Scientists from 99 nations issued a report in late January that predicted severe climate change. Robert Watson, chairman of the Intergovernmental Panel on Climate Change and chief science adviser to the World Bank said “the poor in developing countries will be the most affected” mainly through droughts and other disasters. In the most extreme projections the report said melting polar ice could raise sea levels by up to three meters over the next 1,000 years. The report is the most authoritative evidence yet to warn that air pollution threatens to drastically shift weather patterns.
Originally created to help the poor escape poverty and deprivation, the World Bank became the most important advocate for the commercialised microcredit model. Yet, critics argued it undermined the chances of sustainable and equitable development to create a poverty trap of historic proportions.
While the World Development Report (WDR) 2018 on education has some redeeming features, it is part of the Bank's longstanding very narrow view of education, and is silent on education financing.
Donate to the Bretton Woods Project

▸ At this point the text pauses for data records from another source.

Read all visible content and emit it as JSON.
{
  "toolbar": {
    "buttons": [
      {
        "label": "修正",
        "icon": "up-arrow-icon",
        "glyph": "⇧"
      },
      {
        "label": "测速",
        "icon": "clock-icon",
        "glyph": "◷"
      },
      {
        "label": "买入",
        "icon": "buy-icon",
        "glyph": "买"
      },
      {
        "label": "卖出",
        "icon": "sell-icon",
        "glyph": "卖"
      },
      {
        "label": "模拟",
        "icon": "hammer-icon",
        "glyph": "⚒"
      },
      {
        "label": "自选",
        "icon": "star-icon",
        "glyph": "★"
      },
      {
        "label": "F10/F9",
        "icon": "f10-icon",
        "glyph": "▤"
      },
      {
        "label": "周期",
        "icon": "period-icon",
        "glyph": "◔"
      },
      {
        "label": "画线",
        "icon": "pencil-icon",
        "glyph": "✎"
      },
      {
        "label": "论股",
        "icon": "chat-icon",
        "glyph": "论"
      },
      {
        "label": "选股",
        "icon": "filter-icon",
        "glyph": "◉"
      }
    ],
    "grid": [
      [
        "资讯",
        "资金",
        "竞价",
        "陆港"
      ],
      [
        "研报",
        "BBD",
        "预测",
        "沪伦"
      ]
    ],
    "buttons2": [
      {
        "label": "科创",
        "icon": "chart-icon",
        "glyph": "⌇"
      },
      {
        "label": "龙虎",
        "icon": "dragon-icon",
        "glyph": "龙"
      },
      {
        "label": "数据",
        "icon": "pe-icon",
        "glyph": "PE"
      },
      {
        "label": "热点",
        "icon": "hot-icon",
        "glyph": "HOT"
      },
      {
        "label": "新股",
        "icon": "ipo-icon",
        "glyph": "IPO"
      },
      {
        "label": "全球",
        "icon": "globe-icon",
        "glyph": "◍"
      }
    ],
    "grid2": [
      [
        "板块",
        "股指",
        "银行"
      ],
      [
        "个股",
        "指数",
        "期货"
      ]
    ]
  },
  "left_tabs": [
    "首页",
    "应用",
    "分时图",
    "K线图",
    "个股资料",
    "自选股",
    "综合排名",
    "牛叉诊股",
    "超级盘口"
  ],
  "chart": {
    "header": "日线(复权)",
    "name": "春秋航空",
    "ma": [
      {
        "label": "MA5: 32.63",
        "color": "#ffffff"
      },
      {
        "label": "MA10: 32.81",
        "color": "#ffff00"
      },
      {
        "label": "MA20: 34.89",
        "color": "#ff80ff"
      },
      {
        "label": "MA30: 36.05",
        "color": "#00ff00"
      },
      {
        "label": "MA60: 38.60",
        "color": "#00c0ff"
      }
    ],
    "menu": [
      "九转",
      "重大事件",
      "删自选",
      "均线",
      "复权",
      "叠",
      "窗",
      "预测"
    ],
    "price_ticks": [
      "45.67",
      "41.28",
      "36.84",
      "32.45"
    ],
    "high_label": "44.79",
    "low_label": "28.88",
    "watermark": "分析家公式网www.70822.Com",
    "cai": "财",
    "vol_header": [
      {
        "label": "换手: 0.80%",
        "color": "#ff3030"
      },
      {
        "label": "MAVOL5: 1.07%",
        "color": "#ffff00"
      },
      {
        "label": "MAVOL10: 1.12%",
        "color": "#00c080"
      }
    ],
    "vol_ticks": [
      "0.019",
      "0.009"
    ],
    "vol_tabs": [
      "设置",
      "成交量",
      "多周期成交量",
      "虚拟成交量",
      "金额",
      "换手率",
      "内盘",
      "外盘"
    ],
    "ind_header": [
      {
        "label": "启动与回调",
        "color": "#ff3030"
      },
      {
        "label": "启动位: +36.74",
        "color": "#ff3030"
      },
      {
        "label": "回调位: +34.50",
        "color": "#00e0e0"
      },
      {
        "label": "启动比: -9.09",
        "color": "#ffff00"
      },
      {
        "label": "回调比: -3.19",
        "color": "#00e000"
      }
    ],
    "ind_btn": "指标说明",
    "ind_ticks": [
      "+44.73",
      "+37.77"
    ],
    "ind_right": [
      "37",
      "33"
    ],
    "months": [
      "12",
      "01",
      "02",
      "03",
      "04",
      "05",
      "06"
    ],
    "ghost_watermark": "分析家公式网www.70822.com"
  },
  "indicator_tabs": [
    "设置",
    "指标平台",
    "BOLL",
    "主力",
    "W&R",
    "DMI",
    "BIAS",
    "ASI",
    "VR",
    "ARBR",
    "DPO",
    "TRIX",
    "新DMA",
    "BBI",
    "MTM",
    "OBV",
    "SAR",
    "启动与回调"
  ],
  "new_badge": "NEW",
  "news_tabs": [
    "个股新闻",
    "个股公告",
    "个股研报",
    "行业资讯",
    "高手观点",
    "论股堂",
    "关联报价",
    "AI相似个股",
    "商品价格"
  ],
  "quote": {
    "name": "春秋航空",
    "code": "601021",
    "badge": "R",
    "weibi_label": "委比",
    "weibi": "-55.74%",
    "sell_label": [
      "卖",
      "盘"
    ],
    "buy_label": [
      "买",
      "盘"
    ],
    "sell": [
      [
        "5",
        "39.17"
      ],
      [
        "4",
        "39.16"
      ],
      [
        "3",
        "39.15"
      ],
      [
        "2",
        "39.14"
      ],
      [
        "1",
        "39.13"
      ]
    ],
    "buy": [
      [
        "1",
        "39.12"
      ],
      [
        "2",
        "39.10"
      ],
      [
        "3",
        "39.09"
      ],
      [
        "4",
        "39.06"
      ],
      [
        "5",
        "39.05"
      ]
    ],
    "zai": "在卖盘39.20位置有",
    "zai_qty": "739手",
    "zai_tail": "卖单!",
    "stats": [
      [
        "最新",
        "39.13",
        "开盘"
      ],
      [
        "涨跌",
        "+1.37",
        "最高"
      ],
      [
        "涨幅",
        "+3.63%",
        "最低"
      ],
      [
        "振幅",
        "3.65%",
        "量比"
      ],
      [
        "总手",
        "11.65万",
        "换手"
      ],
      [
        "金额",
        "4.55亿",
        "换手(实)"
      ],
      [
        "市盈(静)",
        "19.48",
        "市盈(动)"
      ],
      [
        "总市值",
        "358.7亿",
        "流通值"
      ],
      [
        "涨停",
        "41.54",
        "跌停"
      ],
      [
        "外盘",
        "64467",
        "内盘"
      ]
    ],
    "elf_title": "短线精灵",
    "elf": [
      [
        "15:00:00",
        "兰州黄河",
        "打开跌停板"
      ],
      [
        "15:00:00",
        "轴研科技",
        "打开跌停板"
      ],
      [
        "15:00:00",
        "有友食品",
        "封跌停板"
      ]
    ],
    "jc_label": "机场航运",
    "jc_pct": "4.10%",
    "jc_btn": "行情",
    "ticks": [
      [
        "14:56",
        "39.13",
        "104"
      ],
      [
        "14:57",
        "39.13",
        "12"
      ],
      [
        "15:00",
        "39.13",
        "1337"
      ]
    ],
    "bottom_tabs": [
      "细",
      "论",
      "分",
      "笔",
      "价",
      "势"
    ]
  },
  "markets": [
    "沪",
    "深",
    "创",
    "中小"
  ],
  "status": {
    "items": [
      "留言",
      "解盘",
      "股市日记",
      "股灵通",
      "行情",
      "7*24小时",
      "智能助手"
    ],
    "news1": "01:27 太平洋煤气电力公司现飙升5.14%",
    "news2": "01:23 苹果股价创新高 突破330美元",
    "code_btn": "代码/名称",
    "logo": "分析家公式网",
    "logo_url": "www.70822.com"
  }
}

The Bretton Woods Project is an ActionAid hosted project (UK registered charity no. 274467).